Updated: Feb 9, 2020
"Preventing the collapse of a state where the infrastructure is under immense strain can save a country from mass slaughter of civilians, violent conflict, and gross abuses of human rights. Thus, prevention is tied into the need to avoid human suffering in certain states, and the need to prevent violence from taking place.”
-- Jacob Bercovitch and Richard Jackson 1
Figure 1. United States Institute of Peace (USIP) Curve of Conflict 2
Soon after the end of the Cold War, political expert Samuel P. Huntington wrote an article titled “The Clash of Civilizations” in 1993. Huntington emphasized how globalization contributed to the increased tensions between different cultures, as societies feared their values and identities were threatened. Fast forward 24 years and populist nationalism and violent extremism are growing all over the world. Significant and lasting diplomatic issues can be correlated to technological advancements, which amplify these sentiments globally. In Europe, the United Kingdom’s withdrawal from the European Union and the threats by France’s nationalist party to withdraw from the EU during their recent elections demonstrates the weight popular sentiment carries through many nations. In the Middle East, the world witnessed the Arab Spring as an underemployed and an overlooked demographic—the Arab Street—protested the corruption and human right abuses carried out by their governments.3 Moreover, in Syria and Iraq, the Islamic State of Iraq and Syria (ISIS) gained the support of a disenfranchised Sunni population to seize vast amounts of territory between eastern Syria and western Iraq in an attempt to establish a self-governing state, with the intent for a global caliphate. A key contributor to the movements mentioned is the considerable amount of information shared through social media that has increased the rate of globalization and has amplified underlying grievances that lead to violence. As the world is becoming increasingly interconnected, the risk for populist or extremist groups to exploit discontented populations for their interests will continue to grow. For this reason, future conflict will be exacerbated by the effects of globalization and the democratization of technology which intensifies social disparities that were once isolated.

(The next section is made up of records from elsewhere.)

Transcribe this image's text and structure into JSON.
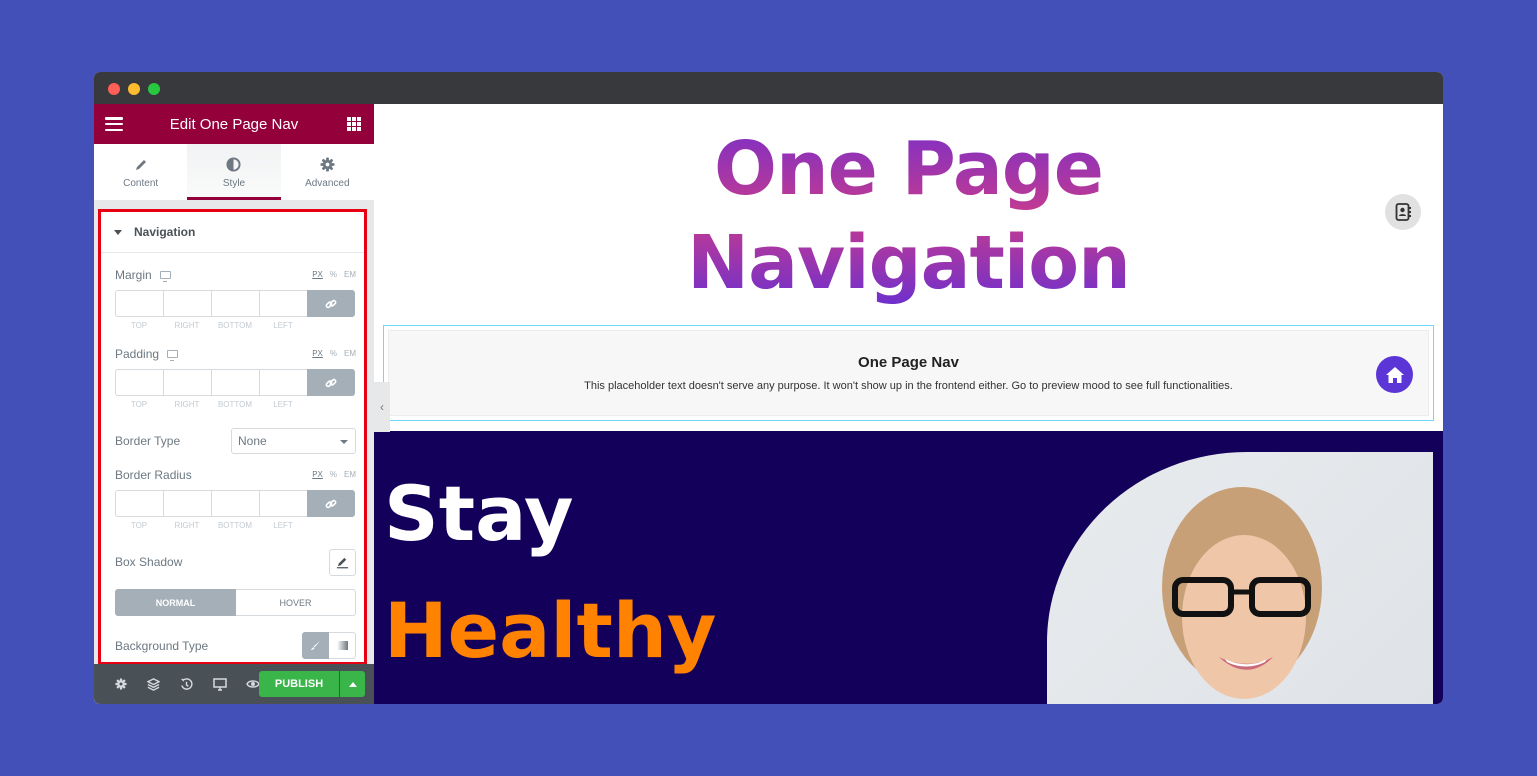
{
  "window": {
    "traffic_lights": [
      "close",
      "minimize",
      "maximize"
    ]
  },
  "sidebar": {
    "header_title": "Edit One Page Nav",
    "menu_icon": "hamburger-icon",
    "grid_icon": "apps-grid-icon",
    "tabs": [
      {
        "label": "Content",
        "icon": "pencil-icon",
        "active": false
      },
      {
        "label": "Style",
        "icon": "contrast-icon",
        "active": true
      },
      {
        "label": "Advanced",
        "icon": "gear-icon",
        "active": false
      }
    ],
    "section": {
      "title": "Navigation",
      "expanded": true
    },
    "controls": {
      "margin": {
        "label": "Margin",
        "units": [
          "PX",
          "%",
          "EM"
        ],
        "active_unit": "PX",
        "values": {
          "top": "",
          "right": "",
          "bottom": "",
          "left": ""
        },
        "dim_labels": [
          "Top",
          "Right",
          "Bottom",
          "Left"
        ]
      },
      "padding": {
        "label": "Padding",
        "units": [
          "PX",
          "%",
          "EM"
        ],
        "active_unit": "PX",
        "values": {
          "top": "",
          "right": "",
          "bottom": "",
          "left": ""
        },
        "dim_labels": [
          "Top",
          "Right",
          "Bottom",
          "Left"
        ]
      },
      "border_type": {
        "label": "Border Type",
        "value": "None"
      },
      "border_radius": {
        "label": "Border Radius",
        "units": [
          "PX",
          "%",
          "EM"
        ],
        "active_unit": "PX",
        "values": {
          "top": "",
          "right": "",
          "bottom": "",
          "left": ""
        },
        "dim_labels": [
          "Top",
          "Right",
          "Bottom",
          "Left"
        ]
      },
      "box_shadow": {
        "label": "Box Shadow"
      },
      "state_tabs": {
        "normal": "NORMAL",
        "hover": "HOVER",
        "active": "NORMAL"
      },
      "background_type": {
        "label": "Background Type",
        "options": [
          "classic",
          "gradient"
        ],
        "active": "classic"
      }
    },
    "footer": {
      "icons": [
        "settings-icon",
        "layers-icon",
        "history-icon",
        "responsive-icon",
        "preview-icon"
      ],
      "publish_label": "PUBLISH"
    }
  },
  "canvas": {
    "hero_title_line1": "One Page",
    "hero_title_line2": "Navigation",
    "widget": {
      "title": "One Page Nav",
      "description": "This placeholder text doesn't serve any purpose. It won't show up in the frontend either. Go to preview mood to see full functionalities."
    },
    "banner": {
      "line1": "Stay",
      "line2": "Healthy"
    }
  },
  "colors": {
    "background": "#4250b7",
    "brand": "#93003a",
    "publish": "#39b54a",
    "highlight_border": "#e60012",
    "banner_bg": "#13005a",
    "accent_orange": "#ff8200",
    "nav_dot": "#5b35d5"
  }
}
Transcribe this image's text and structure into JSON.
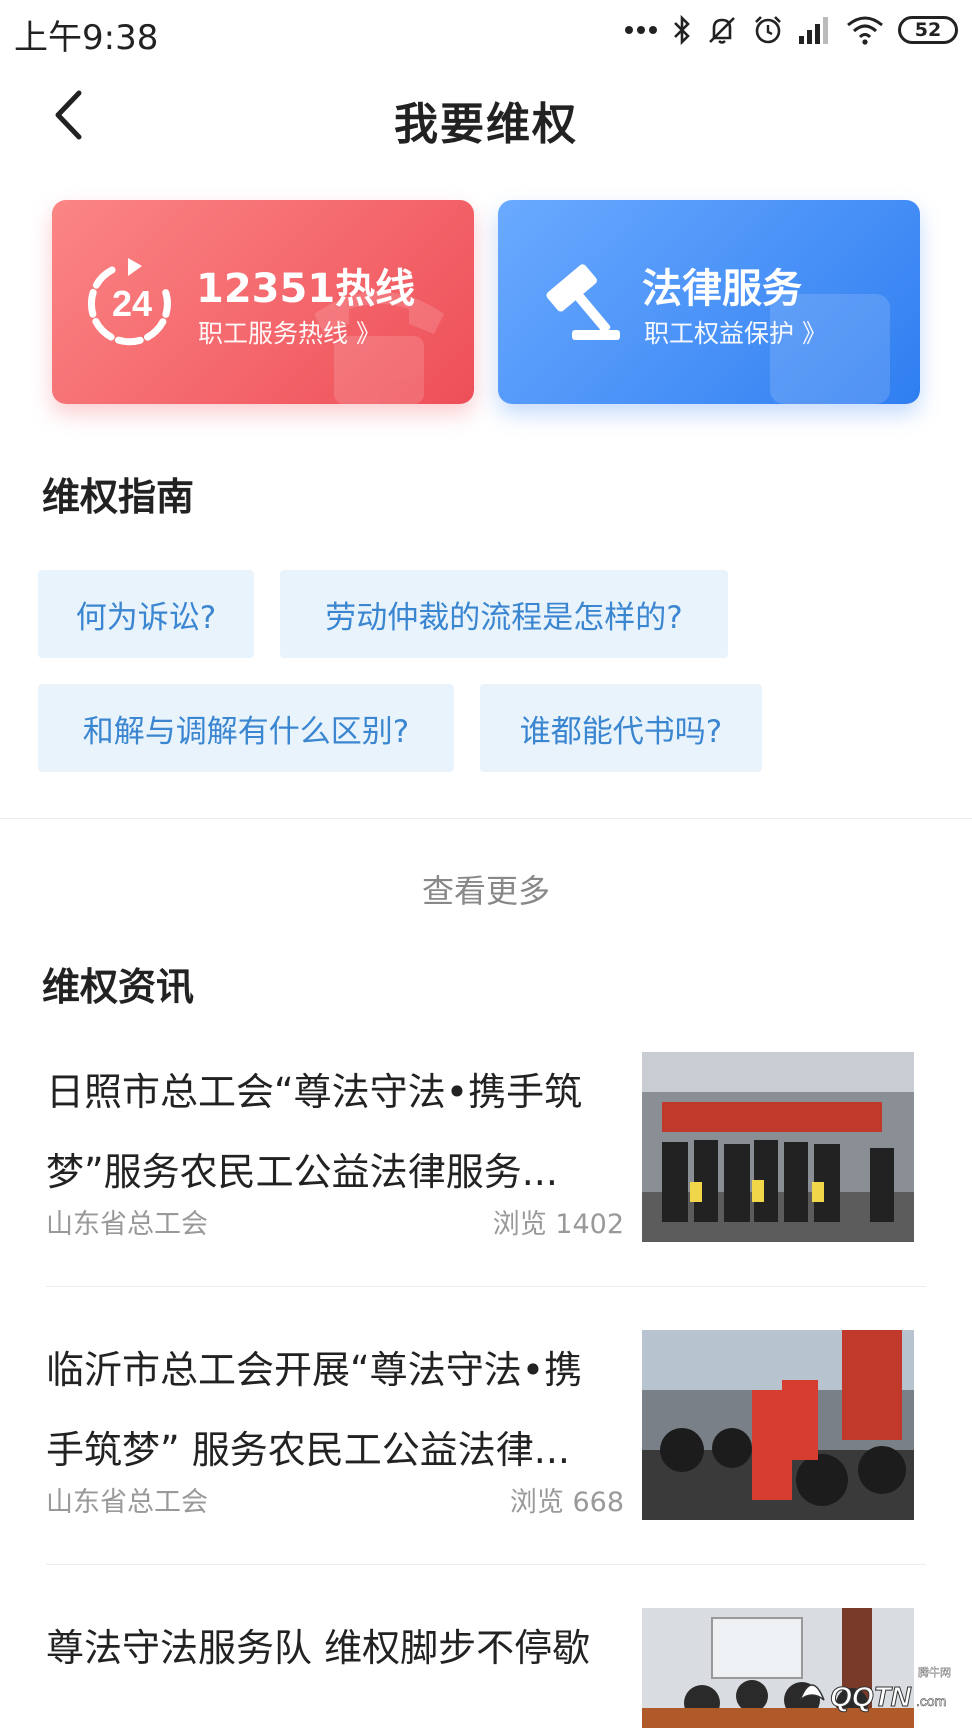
{
  "status_bar": {
    "time": "上午9:38",
    "battery": "52",
    "icons": [
      "more-dots-icon",
      "bluetooth-icon",
      "mute-icon",
      "alarm-icon",
      "signal-icon",
      "wifi-icon",
      "battery-icon"
    ]
  },
  "header": {
    "title": "我要维权",
    "back_icon": "back-arrow-icon"
  },
  "cards": [
    {
      "title": "12351热线",
      "subtitle": "职工服务热线 》",
      "icon": "hotline-24-icon",
      "color": "#ee4f58"
    },
    {
      "title": "法律服务",
      "subtitle": "职工权益保护 》",
      "icon": "gavel-icon",
      "color": "#2f7ef1"
    }
  ],
  "guide": {
    "title": "维权指南",
    "chips": [
      "何为诉讼?",
      "劳动仲裁的流程是怎样的?",
      "和解与调解有什么区别?",
      "谁都能代书吗?"
    ],
    "more": "查看更多"
  },
  "news": {
    "title": "维权资讯",
    "items": [
      {
        "title": "日照市总工会“尊法守法•携手筑梦”服务农民工公益法律服务...",
        "source": "山东省总工会",
        "views": "浏览 1402"
      },
      {
        "title": "临沂市总工会开展“尊法守法•携手筑梦” 服务农民工公益法律...",
        "source": "山东省总工会",
        "views": "浏览 668"
      },
      {
        "title": "尊法守法服务队 维权脚步不停歇",
        "source": "",
        "views": ""
      }
    ]
  },
  "watermark": {
    "text": "QQTN",
    "suffix": ".com",
    "top_text": "腾牛网"
  },
  "colors": {
    "accent_blue": "#3b86d1",
    "chip_bg": "#e9f3fc",
    "hotline_red": "#ee4f58",
    "legal_blue": "#2f7ef1"
  }
}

In the age of accelerated globalization and its toll exacted on conflict, the United States Special Operations Command (USSOCOM) should prioritize conflict prevention activities to achieve US national security objectives. According to Joint Publication 3-07.3, conflict prevention is “a peace operation employing complementary diplomatic, civil, and, when necessary, military means, to monitor and identify the causes of conflict, and take timely action to prevent the occurrence, escalation, or resumption of hostilities.”4 For conflict prevention to be successful, it takes a holistic approach, which includes all elements of national power, international partners, and a coordinated policy to implement them. USSOCOM is the only organization within the Department of Defense (DoD) that has the unique capabilities and best-skilled forces with the political, cultural, and regional knowledge to take on the challenge of conflict prevention. This article will focus on special operations forces (SOF) approach towards conflict prevention and the challenges associated with it.
Conflict prevention, also referred to as preventive diplomacy, is a method that’s been discussed by the United Nations, and other international organizations to prevent and manage escalating tensions to avoid conflicts, and to set the conditions for long-term peace and stability. Witnessing the conflicts that arose immediately after the end of the Cold War, Boutros Boutros-Ghali, former UN Secretary General, wanted a more pro-active approach that would reduce the risk of violence and act as an early warning system for areas where conflict appeared imminent. In 1992, Boutros re-prioritized the importance for the UN to change their approach towards conflict prevention rather than focusing on peace-making or peace-keeping, which happens in the aftermath of violent conflicts. However, Boutros’ approach was more focused on prevention rather than addressing the root causes of conflict.5
Authors Carment and Schnabel stated that conflict prevention is a “long-term proactive operational and structural strategy undertaken by a variety of actors, intended to identify and create enabling conditions for a stable and more predictable international security environment.”6 Thus in Carment and Schnabel’s framework, conflict prevention would involve several other US government agencies, international organizations (IGOs), regional organizations, coalition partners, and nongovernmental organizations (NGOs) to create the conditions necessary to prevent conflicts from emerging.
These SOF professionals can focus on a combination of contributing factors such as social, political, and economic grievances and help target those root causes that can lead to violence. However, to successfully implement this approach, it requires an integrated strategy in which SOF would play a supporting role. SOF can assist other agencies and local/regional partners by monitoring the information environment to identify early signs for potential conflicts, assist partners with social and economic initiatives, and work with local partners on strategic communications to promote stability and dissuade support to competing actors. In this role, SOF can also, collaborate with state and local indigenous partners to build trust between conflicting parties and identify any potential signs of violence before they erupt.
Social media has been a major contributor in influencing political outcomes, mobilizing demonstrations, and instigating conflicts. To gain a better understanding of the contributing factors for violence, SOF can assist other agencies and local partners with collecting, monitoring, and analyzing information across multiple networks to identify early signs of conflict in high-risk areas. These activities can be accomplished through the host nation, internati